• EXERCISE INSTRUCTIONS:
Whatever appears in the listing, return all of it exactly.

*** Opening EXERCISE MATERIALS ***

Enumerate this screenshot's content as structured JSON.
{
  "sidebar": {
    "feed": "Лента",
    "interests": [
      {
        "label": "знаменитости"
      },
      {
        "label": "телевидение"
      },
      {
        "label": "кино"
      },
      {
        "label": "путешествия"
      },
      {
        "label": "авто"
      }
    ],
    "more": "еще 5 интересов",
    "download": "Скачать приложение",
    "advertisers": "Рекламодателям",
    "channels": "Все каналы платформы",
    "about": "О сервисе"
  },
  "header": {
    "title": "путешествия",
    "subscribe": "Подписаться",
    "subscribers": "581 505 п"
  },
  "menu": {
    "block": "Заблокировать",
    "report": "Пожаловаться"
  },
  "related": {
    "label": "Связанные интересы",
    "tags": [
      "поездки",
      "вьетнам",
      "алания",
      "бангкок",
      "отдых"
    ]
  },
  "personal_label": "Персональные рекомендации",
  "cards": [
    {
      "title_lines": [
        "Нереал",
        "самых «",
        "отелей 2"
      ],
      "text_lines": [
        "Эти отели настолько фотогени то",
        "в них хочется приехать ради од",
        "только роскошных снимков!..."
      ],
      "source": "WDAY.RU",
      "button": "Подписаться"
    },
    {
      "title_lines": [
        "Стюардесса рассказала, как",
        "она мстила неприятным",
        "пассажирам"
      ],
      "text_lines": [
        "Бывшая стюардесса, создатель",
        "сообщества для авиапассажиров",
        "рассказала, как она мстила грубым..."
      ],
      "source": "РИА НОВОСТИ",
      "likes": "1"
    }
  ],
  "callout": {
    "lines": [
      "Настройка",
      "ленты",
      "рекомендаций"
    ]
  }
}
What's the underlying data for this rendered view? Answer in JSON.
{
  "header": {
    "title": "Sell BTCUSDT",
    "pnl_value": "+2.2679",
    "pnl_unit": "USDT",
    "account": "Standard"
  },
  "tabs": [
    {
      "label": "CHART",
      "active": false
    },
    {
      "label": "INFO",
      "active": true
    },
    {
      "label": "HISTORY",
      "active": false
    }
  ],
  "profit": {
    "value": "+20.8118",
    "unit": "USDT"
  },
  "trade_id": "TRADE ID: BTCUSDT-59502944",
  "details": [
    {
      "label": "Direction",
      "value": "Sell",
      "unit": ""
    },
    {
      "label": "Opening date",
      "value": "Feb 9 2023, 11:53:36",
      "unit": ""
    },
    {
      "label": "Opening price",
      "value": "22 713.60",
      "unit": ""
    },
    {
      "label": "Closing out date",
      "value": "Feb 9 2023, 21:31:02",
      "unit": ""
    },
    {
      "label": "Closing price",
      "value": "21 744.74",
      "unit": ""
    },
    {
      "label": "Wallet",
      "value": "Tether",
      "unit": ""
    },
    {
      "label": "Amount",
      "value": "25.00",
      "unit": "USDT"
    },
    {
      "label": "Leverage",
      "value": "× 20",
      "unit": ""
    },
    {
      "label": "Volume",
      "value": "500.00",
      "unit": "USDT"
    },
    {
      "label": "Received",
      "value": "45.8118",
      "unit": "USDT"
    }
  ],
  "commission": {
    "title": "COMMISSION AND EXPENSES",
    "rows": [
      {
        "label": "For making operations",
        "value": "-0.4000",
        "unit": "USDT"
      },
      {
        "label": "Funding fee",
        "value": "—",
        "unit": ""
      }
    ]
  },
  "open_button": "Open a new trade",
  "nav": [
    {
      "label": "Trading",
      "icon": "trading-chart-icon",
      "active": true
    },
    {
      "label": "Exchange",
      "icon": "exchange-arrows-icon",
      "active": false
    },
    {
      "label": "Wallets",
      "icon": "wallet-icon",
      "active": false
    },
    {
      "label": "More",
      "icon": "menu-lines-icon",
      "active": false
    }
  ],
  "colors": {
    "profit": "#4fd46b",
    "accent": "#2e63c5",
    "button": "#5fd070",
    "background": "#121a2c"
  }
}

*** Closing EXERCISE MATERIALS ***

• OUTPUT:
Enumerate this screenshot's content as structured JSON.
{
  "sidebar": {
    "feed": "Лента",
    "interests": [
      {
        "label": "знаменитости"
      },
      {
        "label": "телевидение"
      },
      {
        "label": "кино"
      },
      {
        "label": "путешествия"
      },
      {
        "label": "авто"
      }
    ],
    "more": "еще 5 интересов",
    "download": "Скачать приложение",
    "advertisers": "Рекламодателям",
    "channels": "Все каналы платформы",
    "about": "О сервисе"
  },
  "header": {
    "title": "путешествия",
    "subscribe": "Подписаться",
    "subscribers": "581 505 п"
  },
  "menu": {
    "block": "Заблокировать",
    "report": "Пожаловаться"
  },
  "related": {
    "label": "Связанные интересы",
    "tags": [
      "поездки",
      "вьетнам",
      "алания",
      "бангкок",
      "отдых"
    ]
  },
  "personal_label": "Персональные рекомендации",
  "cards": [
    {
      "title_lines": [
        "Нереал",
        "самых «",
        "отелей 2"
      ],
      "text_lines": [
        "Эти отели настолько фотогени то",
        "в них хочется приехать ради од",
        "только роскошных снимков!..."
      ],
      "source": "WDAY.RU",
      "button": "Подписаться"
    },
    {
      "title_lines": [
        "Стюардесса рассказала, как",
        "она мстила неприятным",
        "пассажирам"
      ],
      "text_lines": [
        "Бывшая стюардесса, создатель",
        "сообщества для авиапассажиров",
        "рассказала, как она мстила грубым..."
      ],
      "source": "РИА НОВОСТИ",
      "likes": "1"
    }
  ],
  "callout": {
    "lines": [
      "Настройка",
      "ленты",
      "рекомендаций"
    ]
  }
}
What's the underlying data for this rendered view? Answer in JSON.
{
  "header": {
    "title": "Sell BTCUSDT",
    "pnl_value": "+2.2679",
    "pnl_unit": "USDT",
    "account": "Standard"
  },
  "tabs": [
    {
      "label": "CHART",
      "active": false
    },
    {
      "label": "INFO",
      "active": true
    },
    {
      "label": "HISTORY",
      "active": false
    }
  ],
  "profit": {
    "value": "+20.8118",
    "unit": "USDT"
  },
  "trade_id": "TRADE ID: BTCUSDT-59502944",
  "details": [
    {
      "label": "Direction",
      "value": "Sell",
      "unit": ""
    },
    {
      "label": "Opening date",
      "value": "Feb 9 2023, 11:53:36",
      "unit": ""
    },
    {
      "label": "Opening price",
      "value": "22 713.60",
      "unit": ""
    },
    {
      "label": "Closing out date",
      "value": "Feb 9 2023, 21:31:02",
      "unit": ""
    },
    {
      "label": "Closing price",
      "value": "21 744.74",
      "unit": ""
    },
    {
      "label": "Wallet",
      "value": "Tether",
      "unit": ""
    },
    {
      "label": "Amount",
      "value": "25.00",
      "unit": "USDT"
    },
    {
      "label": "Leverage",
      "value": "× 20",
      "unit": ""
    },
    {
      "label": "Volume",
      "value": "500.00",
      "unit": "USDT"
    },
    {
      "label": "Received",
      "value": "45.8118",
      "unit": "USDT"
    }
  ],
  "commission": {
    "title": "COMMISSION AND EXPENSES",
    "rows": [
      {
        "label": "For making operations",
        "value": "-0.4000",
        "unit": "USDT"
      },
      {
        "label": "Funding fee",
        "value": "—",
        "unit": ""
      }
    ]
  },
  "open_button": "Open a new trade",
  "nav": [
    {
      "label": "Trading",
      "icon": "trading-chart-icon",
      "active": true
    },
    {
      "label": "Exchange",
      "icon": "exchange-arrows-icon",
      "active": false
    },
    {
      "label": "Wallets",
      "icon": "wallet-icon",
      "active": false
    },
    {
      "label": "More",
      "icon": "menu-lines-icon",
      "active": false
    }
  ],
  "colors": {
    "profit": "#4fd46b",
    "accent": "#2e63c5",
    "button": "#5fd070",
    "background": "#121a2c"
  }
}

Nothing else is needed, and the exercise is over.